Recent graduate Caitríona Byrne has just completed her BSc Mathematics and gives an insight into her experiences during her undergraduate degree…
What can I study?
It is really amazing how many different areas there are in mathematics that you never see or hear about in secondary school! The maths courses that I have done in UCD have covered a wide range of topics. The courses I did in the earlier years of my degree set the groundwork for later years. They built on the mathematical knowledge I had from the leaving cert, and expanded greatly on topics like calculus and linear algebra that I had learnt the basics of in secondary school. As I progressed through the degree, and my knowledge of maths expanded, I was able to study more challenging courses like Galois theory, Group theory, Combinatorics and Differential Geometry to name but a few. These were topics I knew nothing about before I began my mathematics degree. Of course, I also got to study some more well know mathematical topics such as Cryptography, Coding theory and Financial Mathematics.
How do I learn?
Maths modules are usually taught via a mixture of lectures and tutorials. At lectures, the main topics of the course are presented – we get to see the main theorems and ideas in the area as well as the proofs of many of the theorems. Lecturers often also explain how the topic at hand links to other topics that we studied in previous modules, or give examples of how the topic has applications elsewhere. In this way, due to their expertise in the area, the lecturer can guide us through the main ideas of the topic we are studying, so that students can learn much more quickly and with greater understanding than if we were to try to teach ourselves from a book.
At tutorials we are usually given an exercise sheet with questions that were relevant to the content taught in the recent lectures. The tutorial is spent going through the exercises. The best way to learn maths is to try to solve problems, so tutorials (and spending time working on the tutorial sheet before and after) are very important. The questions are often challenging, and I certainly spent many a night trying to solve one question or other – let us just say that maths students need to have a well-sized paper recycling bin in their room! I found university maths a lot more interesting and stimulating than maths in secondary school. There, you work on short questions – and lots of them – in order to be comfortable with different skills. However, at university since the questions can be quite difficult, I found it so much more interesting (and fun) to spend a good bit of time on one question to try to work it out.
What skills will I learn?

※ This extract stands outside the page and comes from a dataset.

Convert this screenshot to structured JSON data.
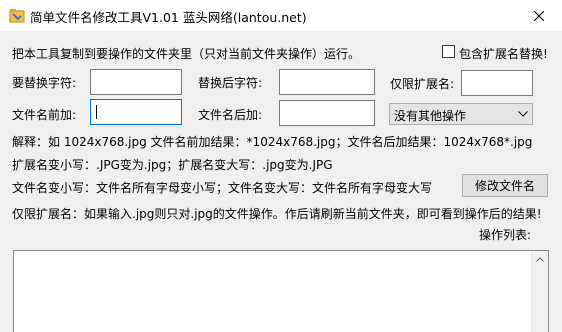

In mathematics at third level, I really enjoyed the emphasis on logic and understanding. We saw so many theorems with proofs, and a huge amount of time is spent on proofs. By carefully going through the proofs we were shown during lectures, slowly but surely I improved at being able to construct proofs by myself. When I was in secondary school, theorems and proofs were considered a dull but necessary part of mathematics that just needed to be learnt off (much like a learning your scales on a musical instrument). However, in college you learn how to prove theorems. Learning to prove or disprove mathematical statements forms a large part of any mathematics degree. For instance, for the majority of my exams in final year, I didn’t need to use a calculator at all! A typical exam question would be a mathematical statement which you need to prove (or disprove). This is certainly one of the main mathematical skills that I feel that I have come out of my degree with: knowing how to go about trying to prove (or disprove) mathematical statements. In a more general setting, this training enables maths graduates to be highly analytical and excellent problem solvers – skills that are prized in the workplace.
What if I get stuck?
Every maths student runs into problems that they find difficult or confusing – at least I know that I often did! There is a lot of support for mathematics students in UCD. There is a maths support centre where you can drop in and ask questions. Also, lecturers are really helpful. For instance, when I get really stuck on something, I can ask the lecturer about it at the end of the lecture or send them an email. I have found the lecturers to be really helpful and keen to make sure that I understand their answer. They really want you to understand their courses and they are willing to take the time to explain the answer to your question to you- which is really great!